Work to be completed: Look through the data below and, wherever a line carries the word "Quiz", please copy that line.

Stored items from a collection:
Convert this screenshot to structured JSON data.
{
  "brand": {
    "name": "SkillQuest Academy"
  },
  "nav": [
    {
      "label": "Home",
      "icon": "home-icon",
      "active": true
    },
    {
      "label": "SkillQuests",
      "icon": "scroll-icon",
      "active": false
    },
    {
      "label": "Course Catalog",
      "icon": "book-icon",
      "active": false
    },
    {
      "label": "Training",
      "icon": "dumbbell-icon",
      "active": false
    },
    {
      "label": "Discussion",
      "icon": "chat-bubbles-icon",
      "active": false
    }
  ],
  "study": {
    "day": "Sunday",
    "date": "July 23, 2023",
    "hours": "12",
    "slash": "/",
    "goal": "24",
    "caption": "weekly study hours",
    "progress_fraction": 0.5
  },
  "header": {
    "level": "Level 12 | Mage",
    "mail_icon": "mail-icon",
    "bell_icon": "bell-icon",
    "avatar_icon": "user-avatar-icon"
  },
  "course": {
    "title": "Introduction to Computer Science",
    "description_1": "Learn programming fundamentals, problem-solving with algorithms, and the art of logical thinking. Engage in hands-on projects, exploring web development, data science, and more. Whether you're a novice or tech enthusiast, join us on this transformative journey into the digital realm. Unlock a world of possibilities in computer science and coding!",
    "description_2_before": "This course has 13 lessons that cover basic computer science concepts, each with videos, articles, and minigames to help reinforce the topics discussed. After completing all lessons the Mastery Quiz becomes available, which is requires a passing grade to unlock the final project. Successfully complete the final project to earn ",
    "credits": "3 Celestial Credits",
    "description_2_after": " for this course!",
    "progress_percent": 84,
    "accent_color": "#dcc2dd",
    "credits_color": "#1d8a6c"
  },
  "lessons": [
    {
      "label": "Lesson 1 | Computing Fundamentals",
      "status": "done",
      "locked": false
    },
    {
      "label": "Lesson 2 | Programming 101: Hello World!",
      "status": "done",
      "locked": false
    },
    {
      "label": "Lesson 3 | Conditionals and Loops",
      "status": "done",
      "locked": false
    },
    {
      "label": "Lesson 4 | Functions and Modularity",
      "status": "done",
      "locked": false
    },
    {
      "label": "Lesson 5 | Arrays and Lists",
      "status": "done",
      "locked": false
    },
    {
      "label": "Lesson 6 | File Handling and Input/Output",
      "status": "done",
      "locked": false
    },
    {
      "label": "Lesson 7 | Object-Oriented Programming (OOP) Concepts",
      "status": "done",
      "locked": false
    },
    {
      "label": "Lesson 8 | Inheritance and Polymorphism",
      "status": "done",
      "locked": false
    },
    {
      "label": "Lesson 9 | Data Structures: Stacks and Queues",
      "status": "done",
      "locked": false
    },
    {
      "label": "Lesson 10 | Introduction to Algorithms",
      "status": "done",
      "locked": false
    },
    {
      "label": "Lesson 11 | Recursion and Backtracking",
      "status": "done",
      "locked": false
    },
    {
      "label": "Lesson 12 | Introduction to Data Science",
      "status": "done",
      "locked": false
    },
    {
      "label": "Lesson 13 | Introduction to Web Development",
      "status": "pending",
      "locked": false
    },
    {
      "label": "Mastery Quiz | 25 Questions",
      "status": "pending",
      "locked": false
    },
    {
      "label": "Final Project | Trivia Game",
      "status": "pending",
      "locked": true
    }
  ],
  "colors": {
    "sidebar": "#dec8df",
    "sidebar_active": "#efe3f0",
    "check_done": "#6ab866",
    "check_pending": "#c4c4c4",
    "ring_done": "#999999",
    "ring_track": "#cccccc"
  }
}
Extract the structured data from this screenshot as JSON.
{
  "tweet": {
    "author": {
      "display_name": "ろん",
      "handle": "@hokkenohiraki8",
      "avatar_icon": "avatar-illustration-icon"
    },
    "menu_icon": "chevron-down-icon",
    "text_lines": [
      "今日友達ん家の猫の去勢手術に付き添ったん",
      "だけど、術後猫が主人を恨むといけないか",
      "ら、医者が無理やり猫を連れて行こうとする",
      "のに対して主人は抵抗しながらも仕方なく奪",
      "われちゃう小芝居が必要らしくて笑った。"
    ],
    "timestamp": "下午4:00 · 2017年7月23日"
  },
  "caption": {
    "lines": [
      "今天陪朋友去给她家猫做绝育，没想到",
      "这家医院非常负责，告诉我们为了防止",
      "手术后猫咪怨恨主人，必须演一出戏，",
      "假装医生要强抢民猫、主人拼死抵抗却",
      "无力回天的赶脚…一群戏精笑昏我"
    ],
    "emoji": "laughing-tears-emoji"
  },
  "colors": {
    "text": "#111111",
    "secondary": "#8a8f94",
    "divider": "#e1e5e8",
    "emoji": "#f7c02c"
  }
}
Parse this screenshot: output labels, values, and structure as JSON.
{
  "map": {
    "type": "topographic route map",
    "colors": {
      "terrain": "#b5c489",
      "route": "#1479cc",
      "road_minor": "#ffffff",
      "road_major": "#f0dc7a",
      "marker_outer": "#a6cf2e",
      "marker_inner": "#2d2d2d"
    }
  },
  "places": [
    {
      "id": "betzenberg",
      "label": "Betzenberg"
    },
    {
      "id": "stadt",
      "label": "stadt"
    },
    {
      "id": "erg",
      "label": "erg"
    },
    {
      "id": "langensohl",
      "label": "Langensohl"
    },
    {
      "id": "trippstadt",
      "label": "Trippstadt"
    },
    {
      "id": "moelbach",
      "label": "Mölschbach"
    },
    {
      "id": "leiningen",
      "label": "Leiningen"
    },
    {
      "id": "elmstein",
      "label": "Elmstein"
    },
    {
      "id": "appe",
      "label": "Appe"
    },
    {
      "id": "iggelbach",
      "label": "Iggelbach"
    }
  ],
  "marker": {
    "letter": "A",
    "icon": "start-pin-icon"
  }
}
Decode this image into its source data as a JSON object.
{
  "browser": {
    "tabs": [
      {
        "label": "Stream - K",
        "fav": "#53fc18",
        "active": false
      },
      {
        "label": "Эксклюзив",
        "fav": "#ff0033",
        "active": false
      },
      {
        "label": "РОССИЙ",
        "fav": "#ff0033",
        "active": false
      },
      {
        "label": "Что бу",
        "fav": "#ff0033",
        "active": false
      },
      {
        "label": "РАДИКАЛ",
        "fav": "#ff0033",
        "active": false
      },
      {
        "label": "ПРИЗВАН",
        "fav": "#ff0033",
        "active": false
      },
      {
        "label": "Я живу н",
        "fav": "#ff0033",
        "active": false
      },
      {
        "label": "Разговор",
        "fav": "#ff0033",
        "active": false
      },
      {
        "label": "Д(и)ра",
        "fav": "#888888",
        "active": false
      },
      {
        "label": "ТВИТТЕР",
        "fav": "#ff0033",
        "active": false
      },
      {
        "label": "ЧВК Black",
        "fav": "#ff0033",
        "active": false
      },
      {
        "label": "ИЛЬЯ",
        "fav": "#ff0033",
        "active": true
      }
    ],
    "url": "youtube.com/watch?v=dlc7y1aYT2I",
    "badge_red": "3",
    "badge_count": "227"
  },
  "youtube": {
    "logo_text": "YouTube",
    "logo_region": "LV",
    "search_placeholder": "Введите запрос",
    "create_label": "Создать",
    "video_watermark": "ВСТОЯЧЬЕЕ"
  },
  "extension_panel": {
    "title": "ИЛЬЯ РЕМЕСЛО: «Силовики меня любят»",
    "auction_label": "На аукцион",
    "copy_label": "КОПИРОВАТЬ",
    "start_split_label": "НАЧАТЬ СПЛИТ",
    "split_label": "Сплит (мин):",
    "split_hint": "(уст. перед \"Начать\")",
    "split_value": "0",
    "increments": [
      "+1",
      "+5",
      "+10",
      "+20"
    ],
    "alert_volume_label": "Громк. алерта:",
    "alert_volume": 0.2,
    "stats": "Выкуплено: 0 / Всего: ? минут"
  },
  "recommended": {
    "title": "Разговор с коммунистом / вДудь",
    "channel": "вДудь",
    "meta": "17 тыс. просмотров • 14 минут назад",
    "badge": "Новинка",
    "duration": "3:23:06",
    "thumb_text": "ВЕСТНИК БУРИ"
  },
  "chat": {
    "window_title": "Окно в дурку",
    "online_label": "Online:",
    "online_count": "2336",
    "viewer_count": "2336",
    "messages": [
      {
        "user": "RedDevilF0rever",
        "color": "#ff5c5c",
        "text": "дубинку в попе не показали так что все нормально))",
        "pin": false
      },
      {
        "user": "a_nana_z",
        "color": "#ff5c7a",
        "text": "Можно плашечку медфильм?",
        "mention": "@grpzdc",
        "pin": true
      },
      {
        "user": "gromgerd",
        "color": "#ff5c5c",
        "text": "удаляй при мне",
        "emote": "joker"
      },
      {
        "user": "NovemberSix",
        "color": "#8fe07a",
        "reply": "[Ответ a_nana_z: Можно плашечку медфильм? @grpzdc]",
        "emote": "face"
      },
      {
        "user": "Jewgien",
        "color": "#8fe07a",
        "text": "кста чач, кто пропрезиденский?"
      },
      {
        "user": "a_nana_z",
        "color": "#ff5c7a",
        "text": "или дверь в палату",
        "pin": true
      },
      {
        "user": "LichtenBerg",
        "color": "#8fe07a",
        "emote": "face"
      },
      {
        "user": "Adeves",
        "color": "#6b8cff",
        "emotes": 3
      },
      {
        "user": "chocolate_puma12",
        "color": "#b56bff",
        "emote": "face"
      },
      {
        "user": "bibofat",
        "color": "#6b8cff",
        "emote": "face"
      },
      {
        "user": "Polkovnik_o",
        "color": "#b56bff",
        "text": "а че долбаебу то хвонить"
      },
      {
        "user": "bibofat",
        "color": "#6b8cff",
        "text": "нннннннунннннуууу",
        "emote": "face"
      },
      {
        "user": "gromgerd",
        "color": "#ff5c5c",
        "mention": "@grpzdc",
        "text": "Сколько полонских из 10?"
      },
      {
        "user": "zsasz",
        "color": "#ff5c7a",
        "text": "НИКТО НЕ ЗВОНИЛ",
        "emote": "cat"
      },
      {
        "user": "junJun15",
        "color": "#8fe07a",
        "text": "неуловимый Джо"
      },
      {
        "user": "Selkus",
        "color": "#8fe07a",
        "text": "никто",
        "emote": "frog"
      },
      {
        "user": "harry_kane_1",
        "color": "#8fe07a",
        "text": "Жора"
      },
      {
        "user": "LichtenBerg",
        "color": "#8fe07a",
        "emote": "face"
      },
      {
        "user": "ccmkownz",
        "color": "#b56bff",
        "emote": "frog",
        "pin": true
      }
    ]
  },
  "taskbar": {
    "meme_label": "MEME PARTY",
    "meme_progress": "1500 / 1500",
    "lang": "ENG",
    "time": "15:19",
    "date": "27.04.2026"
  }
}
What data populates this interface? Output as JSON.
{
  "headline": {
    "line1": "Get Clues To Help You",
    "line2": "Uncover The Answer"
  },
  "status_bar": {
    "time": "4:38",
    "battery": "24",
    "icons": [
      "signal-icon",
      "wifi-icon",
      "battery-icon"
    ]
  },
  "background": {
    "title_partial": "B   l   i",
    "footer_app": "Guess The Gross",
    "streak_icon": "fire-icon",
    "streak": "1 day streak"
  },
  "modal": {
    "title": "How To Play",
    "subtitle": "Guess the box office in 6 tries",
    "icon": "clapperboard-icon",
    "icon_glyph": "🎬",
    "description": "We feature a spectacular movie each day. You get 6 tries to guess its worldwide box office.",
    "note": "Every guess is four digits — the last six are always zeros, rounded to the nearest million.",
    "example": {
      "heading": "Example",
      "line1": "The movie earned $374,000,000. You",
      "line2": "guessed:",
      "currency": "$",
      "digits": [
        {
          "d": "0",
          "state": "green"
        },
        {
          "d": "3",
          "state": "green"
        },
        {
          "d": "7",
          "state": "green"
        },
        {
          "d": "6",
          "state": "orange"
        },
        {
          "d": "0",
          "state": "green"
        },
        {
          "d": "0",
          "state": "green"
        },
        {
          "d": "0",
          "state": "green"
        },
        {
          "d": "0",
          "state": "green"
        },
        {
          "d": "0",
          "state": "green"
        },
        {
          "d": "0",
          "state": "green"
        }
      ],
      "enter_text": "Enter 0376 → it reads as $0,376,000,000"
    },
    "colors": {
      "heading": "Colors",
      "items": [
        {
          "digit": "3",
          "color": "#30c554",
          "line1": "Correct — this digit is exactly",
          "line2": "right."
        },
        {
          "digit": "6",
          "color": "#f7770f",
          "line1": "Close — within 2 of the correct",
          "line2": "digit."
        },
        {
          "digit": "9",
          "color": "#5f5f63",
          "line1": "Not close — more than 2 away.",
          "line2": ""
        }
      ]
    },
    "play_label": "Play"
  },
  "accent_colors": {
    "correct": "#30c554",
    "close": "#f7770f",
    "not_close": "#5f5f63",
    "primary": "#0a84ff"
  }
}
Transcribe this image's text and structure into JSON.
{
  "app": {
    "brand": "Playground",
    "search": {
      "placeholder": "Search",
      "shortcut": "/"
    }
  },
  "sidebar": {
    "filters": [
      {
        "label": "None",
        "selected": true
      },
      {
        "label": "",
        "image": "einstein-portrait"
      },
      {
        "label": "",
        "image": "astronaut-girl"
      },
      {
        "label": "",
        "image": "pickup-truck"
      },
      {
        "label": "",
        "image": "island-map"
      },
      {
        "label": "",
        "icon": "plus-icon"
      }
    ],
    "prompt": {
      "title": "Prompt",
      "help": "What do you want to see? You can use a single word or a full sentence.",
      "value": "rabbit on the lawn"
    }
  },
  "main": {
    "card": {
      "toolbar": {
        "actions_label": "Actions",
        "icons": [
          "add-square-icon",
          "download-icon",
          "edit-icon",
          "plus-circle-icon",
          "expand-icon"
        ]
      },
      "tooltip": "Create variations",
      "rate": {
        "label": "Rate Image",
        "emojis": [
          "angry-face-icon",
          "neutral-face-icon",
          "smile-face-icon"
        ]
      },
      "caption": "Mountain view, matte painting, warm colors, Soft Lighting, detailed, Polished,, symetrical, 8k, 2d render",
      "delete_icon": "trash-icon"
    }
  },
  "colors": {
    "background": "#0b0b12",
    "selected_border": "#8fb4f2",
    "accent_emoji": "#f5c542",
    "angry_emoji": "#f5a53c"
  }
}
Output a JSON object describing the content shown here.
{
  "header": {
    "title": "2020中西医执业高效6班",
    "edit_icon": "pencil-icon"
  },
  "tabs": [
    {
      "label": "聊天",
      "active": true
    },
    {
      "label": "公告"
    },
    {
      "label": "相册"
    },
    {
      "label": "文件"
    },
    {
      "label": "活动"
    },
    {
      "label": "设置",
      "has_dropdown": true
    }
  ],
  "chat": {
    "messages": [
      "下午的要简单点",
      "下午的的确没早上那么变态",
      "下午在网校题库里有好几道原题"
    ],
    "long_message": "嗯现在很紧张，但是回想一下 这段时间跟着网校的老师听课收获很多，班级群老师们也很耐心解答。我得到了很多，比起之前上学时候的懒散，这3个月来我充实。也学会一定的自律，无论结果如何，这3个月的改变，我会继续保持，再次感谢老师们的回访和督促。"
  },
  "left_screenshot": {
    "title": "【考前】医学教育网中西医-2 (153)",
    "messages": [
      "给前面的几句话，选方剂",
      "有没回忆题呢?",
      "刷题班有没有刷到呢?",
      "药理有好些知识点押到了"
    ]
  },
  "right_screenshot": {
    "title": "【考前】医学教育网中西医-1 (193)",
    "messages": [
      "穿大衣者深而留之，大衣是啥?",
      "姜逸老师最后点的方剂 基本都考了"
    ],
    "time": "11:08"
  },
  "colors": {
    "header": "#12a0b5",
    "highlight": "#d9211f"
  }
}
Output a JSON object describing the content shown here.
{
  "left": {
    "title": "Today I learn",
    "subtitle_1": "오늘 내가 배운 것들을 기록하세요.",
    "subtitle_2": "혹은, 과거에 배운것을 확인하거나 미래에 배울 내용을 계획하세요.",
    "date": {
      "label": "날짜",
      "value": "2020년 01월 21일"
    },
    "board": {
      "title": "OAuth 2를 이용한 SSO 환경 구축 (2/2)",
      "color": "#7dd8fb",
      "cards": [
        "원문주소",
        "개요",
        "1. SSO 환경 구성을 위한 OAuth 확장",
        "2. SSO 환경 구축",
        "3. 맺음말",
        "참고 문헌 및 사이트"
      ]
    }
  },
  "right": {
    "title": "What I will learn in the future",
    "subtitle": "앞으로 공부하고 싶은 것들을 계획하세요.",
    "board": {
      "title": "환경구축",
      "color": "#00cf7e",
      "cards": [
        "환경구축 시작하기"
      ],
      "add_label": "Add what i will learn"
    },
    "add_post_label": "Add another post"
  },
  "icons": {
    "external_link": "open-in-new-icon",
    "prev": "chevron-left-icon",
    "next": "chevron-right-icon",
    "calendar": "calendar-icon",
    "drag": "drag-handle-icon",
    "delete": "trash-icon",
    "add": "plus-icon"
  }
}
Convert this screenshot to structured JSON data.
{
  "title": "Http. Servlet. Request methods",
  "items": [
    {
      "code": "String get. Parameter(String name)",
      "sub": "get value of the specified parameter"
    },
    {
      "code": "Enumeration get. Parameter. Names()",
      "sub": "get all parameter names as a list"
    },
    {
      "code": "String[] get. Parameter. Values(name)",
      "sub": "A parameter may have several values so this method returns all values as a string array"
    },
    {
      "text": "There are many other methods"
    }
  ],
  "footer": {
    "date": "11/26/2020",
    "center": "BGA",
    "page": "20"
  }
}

Your response:
    "description_2_before": "This course has 13 lessons that cover basic computer science concepts, each with videos, articles, and minigames to help reinforce the topics discussed. After completing all lessons the Mastery Quiz becomes available, which is requires a passing grade to unlock the final project. Successfully complete the final project to earn ",
      "label": "Mastery Quiz | 25 Questions",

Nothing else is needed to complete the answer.